● **Dataset entries**
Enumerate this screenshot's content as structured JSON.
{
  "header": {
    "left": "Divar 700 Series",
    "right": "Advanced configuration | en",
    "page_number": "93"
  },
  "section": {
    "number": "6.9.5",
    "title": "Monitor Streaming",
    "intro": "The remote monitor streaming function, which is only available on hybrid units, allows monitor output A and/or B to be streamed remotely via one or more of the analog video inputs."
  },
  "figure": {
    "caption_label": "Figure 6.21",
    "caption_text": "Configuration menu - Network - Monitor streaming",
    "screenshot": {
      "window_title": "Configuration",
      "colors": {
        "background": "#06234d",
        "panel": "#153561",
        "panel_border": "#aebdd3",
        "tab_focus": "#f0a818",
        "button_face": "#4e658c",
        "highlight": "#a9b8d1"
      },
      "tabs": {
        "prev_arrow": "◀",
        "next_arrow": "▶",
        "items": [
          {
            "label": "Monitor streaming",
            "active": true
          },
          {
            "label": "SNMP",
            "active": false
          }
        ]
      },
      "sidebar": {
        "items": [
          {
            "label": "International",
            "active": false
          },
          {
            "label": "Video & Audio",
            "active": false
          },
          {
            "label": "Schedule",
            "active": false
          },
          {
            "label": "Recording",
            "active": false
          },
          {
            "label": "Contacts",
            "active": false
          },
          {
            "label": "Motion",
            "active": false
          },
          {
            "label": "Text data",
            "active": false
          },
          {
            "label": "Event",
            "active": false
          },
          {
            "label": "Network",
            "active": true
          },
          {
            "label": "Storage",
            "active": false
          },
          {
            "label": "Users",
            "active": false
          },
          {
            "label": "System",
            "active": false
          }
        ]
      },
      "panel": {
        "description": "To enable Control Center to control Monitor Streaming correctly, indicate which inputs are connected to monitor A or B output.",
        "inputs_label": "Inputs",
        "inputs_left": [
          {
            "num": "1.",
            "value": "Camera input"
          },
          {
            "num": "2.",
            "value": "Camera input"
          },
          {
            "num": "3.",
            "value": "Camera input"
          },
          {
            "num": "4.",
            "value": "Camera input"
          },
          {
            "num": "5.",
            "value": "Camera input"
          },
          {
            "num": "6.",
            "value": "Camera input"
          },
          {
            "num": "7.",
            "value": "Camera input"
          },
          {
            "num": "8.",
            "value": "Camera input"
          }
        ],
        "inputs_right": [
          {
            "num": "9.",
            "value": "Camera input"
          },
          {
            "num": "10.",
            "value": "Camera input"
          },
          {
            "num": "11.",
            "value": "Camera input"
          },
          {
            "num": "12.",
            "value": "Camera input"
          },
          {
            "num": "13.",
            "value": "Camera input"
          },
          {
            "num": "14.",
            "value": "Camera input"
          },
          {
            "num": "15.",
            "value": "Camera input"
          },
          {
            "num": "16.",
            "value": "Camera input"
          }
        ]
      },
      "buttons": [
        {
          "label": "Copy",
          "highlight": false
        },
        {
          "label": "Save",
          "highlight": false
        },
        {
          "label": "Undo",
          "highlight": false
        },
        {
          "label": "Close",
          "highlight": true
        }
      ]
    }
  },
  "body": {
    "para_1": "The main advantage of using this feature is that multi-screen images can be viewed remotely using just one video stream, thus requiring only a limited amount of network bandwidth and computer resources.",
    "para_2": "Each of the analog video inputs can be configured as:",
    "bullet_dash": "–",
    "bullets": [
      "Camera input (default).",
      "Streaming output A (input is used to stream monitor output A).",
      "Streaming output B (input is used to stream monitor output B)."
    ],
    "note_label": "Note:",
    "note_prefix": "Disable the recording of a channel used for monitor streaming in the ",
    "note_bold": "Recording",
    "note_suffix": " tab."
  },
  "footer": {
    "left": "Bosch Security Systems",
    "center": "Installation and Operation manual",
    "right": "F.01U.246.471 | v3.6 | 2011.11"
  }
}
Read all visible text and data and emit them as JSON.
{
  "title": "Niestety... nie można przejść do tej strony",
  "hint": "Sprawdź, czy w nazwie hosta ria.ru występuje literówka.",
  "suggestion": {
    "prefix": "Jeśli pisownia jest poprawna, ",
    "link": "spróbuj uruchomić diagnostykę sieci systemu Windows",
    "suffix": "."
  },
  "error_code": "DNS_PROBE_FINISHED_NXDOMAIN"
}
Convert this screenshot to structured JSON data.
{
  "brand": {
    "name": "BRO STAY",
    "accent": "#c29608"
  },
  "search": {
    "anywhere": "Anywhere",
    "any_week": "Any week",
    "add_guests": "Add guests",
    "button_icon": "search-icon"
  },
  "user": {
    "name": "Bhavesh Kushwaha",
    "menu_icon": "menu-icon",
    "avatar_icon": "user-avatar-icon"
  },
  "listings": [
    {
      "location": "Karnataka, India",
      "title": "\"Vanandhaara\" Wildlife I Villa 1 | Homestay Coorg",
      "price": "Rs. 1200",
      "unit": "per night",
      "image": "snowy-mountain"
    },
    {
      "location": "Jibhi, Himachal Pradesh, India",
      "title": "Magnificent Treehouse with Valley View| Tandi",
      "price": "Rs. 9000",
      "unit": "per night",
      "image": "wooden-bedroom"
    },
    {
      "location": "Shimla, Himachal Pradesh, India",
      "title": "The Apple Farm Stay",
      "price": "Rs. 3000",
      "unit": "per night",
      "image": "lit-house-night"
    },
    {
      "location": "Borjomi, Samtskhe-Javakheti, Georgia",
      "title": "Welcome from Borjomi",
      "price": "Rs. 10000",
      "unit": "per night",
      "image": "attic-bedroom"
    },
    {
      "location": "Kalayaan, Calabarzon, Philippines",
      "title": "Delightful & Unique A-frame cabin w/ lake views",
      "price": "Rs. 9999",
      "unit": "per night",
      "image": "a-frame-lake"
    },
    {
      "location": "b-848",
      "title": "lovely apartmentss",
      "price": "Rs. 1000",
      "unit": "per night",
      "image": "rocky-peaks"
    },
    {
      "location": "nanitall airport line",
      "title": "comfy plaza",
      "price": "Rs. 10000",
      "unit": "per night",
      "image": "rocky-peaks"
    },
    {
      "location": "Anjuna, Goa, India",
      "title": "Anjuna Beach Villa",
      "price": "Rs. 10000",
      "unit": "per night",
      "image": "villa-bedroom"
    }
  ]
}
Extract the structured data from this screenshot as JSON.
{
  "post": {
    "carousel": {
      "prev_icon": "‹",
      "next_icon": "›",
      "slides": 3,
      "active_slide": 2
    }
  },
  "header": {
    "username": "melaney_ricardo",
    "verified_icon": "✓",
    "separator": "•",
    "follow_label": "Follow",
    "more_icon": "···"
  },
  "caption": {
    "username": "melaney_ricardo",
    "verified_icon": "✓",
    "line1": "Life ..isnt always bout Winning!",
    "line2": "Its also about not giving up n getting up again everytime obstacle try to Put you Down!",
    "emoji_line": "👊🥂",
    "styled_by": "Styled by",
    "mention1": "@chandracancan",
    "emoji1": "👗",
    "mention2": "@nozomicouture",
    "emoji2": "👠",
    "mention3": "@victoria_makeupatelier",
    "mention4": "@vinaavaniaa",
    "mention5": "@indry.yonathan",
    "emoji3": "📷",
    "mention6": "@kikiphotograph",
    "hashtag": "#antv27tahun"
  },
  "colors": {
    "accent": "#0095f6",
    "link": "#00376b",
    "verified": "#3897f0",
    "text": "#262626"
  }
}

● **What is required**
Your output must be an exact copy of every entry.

● **Answer to this problem**
Enumerate this screenshot's content as structured JSON.
{
  "header": {
    "left": "Divar 700 Series",
    "right": "Advanced configuration | en",
    "page_number": "93"
  },
  "section": {
    "number": "6.9.5",
    "title": "Monitor Streaming",
    "intro": "The remote monitor streaming function, which is only available on hybrid units, allows monitor output A and/or B to be streamed remotely via one or more of the analog video inputs."
  },
  "figure": {
    "caption_label": "Figure 6.21",
    "caption_text": "Configuration menu - Network - Monitor streaming",
    "screenshot": {
      "window_title": "Configuration",
      "colors": {
        "background": "#06234d",
        "panel": "#153561",
        "panel_border": "#aebdd3",
        "tab_focus": "#f0a818",
        "button_face": "#4e658c",
        "highlight": "#a9b8d1"
      },
      "tabs": {
        "prev_arrow": "◀",
        "next_arrow": "▶",
        "items": [
          {
            "label": "Monitor streaming",
            "active": true
          },
          {
            "label": "SNMP",
            "active": false
          }
        ]
      },
      "sidebar": {
        "items": [
          {
            "label": "International",
            "active": false
          },
          {
            "label": "Video & Audio",
            "active": false
          },
          {
            "label": "Schedule",
            "active": false
          },
          {
            "label": "Recording",
            "active": false
          },
          {
            "label": "Contacts",
            "active": false
          },
          {
            "label": "Motion",
            "active": false
          },
          {
            "label": "Text data",
            "active": false
          },
          {
            "label": "Event",
            "active": false
          },
          {
            "label": "Network",
            "active": true
          },
          {
            "label": "Storage",
            "active": false
          },
          {
            "label": "Users",
            "active": false
          },
          {
            "label": "System",
            "active": false
          }
        ]
      },
      "panel": {
        "description": "To enable Control Center to control Monitor Streaming correctly, indicate which inputs are connected to monitor A or B output.",
        "inputs_label": "Inputs",
        "inputs_left": [
          {
            "num": "1.",
            "value": "Camera input"
          },
          {
            "num": "2.",
            "value": "Camera input"
          },
          {
            "num": "3.",
            "value": "Camera input"
          },
          {
            "num": "4.",
            "value": "Camera input"
          },
          {
            "num": "5.",
            "value": "Camera input"
          },
          {
            "num": "6.",
            "value": "Camera input"
          },
          {
            "num": "7.",
            "value": "Camera input"
          },
          {
            "num": "8.",
            "value": "Camera input"
          }
        ],
        "inputs_right": [
          {
            "num": "9.",
            "value": "Camera input"
          },
          {
            "num": "10.",
            "value": "Camera input"
          },
          {
            "num": "11.",
            "value": "Camera input"
          },
          {
            "num": "12.",
            "value": "Camera input"
          },
          {
            "num": "13.",
            "value": "Camera input"
          },
          {
            "num": "14.",
            "value": "Camera input"
          },
          {
            "num": "15.",
            "value": "Camera input"
          },
          {
            "num": "16.",
            "value": "Camera input"
          }
        ]
      },
      "buttons": [
        {
          "label": "Copy",
          "highlight": false
        },
        {
          "label": "Save",
          "highlight": false
        },
        {
          "label": "Undo",
          "highlight": false
        },
        {
          "label": "Close",
          "highlight": true
        }
      ]
    }
  },
  "body": {
    "para_1": "The main advantage of using this feature is that multi-screen images can be viewed remotely using just one video stream, thus requiring only a limited amount of network bandwidth and computer resources.",
    "para_2": "Each of the analog video inputs can be configured as:",
    "bullet_dash": "–",
    "bullets": [
      "Camera input (default).",
      "Streaming output A (input is used to stream monitor output A).",
      "Streaming output B (input is used to stream monitor output B)."
    ],
    "note_label": "Note:",
    "note_prefix": "Disable the recording of a channel used for monitor streaming in the ",
    "note_bold": "Recording",
    "note_suffix": " tab."
  },
  "footer": {
    "left": "Bosch Security Systems",
    "center": "Installation and Operation manual",
    "right": "F.01U.246.471 | v3.6 | 2011.11"
  }
}
Read all visible text and data and emit them as JSON.
{
  "title": "Niestety... nie można przejść do tej strony",
  "hint": "Sprawdź, czy w nazwie hosta ria.ru występuje literówka.",
  "suggestion": {
    "prefix": "Jeśli pisownia jest poprawna, ",
    "link": "spróbuj uruchomić diagnostykę sieci systemu Windows",
    "suffix": "."
  },
  "error_code": "DNS_PROBE_FINISHED_NXDOMAIN"
}
Convert this screenshot to structured JSON data.
{
  "brand": {
    "name": "BRO STAY",
    "accent": "#c29608"
  },
  "search": {
    "anywhere": "Anywhere",
    "any_week": "Any week",
    "add_guests": "Add guests",
    "button_icon": "search-icon"
  },
  "user": {
    "name": "Bhavesh Kushwaha",
    "menu_icon": "menu-icon",
    "avatar_icon": "user-avatar-icon"
  },
  "listings": [
    {
      "location": "Karnataka, India",
      "title": "\"Vanandhaara\" Wildlife I Villa 1 | Homestay Coorg",
      "price": "Rs. 1200",
      "unit": "per night",
      "image": "snowy-mountain"
    },
    {
      "location": "Jibhi, Himachal Pradesh, India",
      "title": "Magnificent Treehouse with Valley View| Tandi",
      "price": "Rs. 9000",
      "unit": "per night",
      "image": "wooden-bedroom"
    },
    {
      "location": "Shimla, Himachal Pradesh, India",
      "title": "The Apple Farm Stay",
      "price": "Rs. 3000",
      "unit": "per night",
      "image": "lit-house-night"
    },
    {
      "location": "Borjomi, Samtskhe-Javakheti, Georgia",
      "title": "Welcome from Borjomi",
      "price": "Rs. 10000",
      "unit": "per night",
      "image": "attic-bedroom"
    },
    {
      "location": "Kalayaan, Calabarzon, Philippines",
      "title": "Delightful & Unique A-frame cabin w/ lake views",
      "price": "Rs. 9999",
      "unit": "per night",
      "image": "a-frame-lake"
    },
    {
      "location": "b-848",
      "title": "lovely apartmentss",
      "price": "Rs. 1000",
      "unit": "per night",
      "image": "rocky-peaks"
    },
    {
      "location": "nanitall airport line",
      "title": "comfy plaza",
      "price": "Rs. 10000",
      "unit": "per night",
      "image": "rocky-peaks"
    },
    {
      "location": "Anjuna, Goa, India",
      "title": "Anjuna Beach Villa",
      "price": "Rs. 10000",
      "unit": "per night",
      "image": "villa-bedroom"
    }
  ]
}
Extract the structured data from this screenshot as JSON.
{
  "post": {
    "carousel": {
      "prev_icon": "‹",
      "next_icon": "›",
      "slides": 3,
      "active_slide": 2
    }
  },
  "header": {
    "username": "melaney_ricardo",
    "verified_icon": "✓",
    "separator": "•",
    "follow_label": "Follow",
    "more_icon": "···"
  },
  "caption": {
    "username": "melaney_ricardo",
    "verified_icon": "✓",
    "line1": "Life ..isnt always bout Winning!",
    "line2": "Its also about not giving up n getting up again everytime obstacle try to Put you Down!",
    "emoji_line": "👊🥂",
    "styled_by": "Styled by",
    "mention1": "@chandracancan",
    "emoji1": "👗",
    "mention2": "@nozomicouture",
    "emoji2": "👠",
    "mention3": "@victoria_makeupatelier",
    "mention4": "@vinaavaniaa",
    "mention5": "@indry.yonathan",
    "emoji3": "📷",
    "mention6": "@kikiphotograph",
    "hashtag": "#antv27tahun"
  },
  "colors": {
    "accent": "#0095f6",
    "link": "#00376b",
    "verified": "#3897f0",
    "text": "#262626"
  }
}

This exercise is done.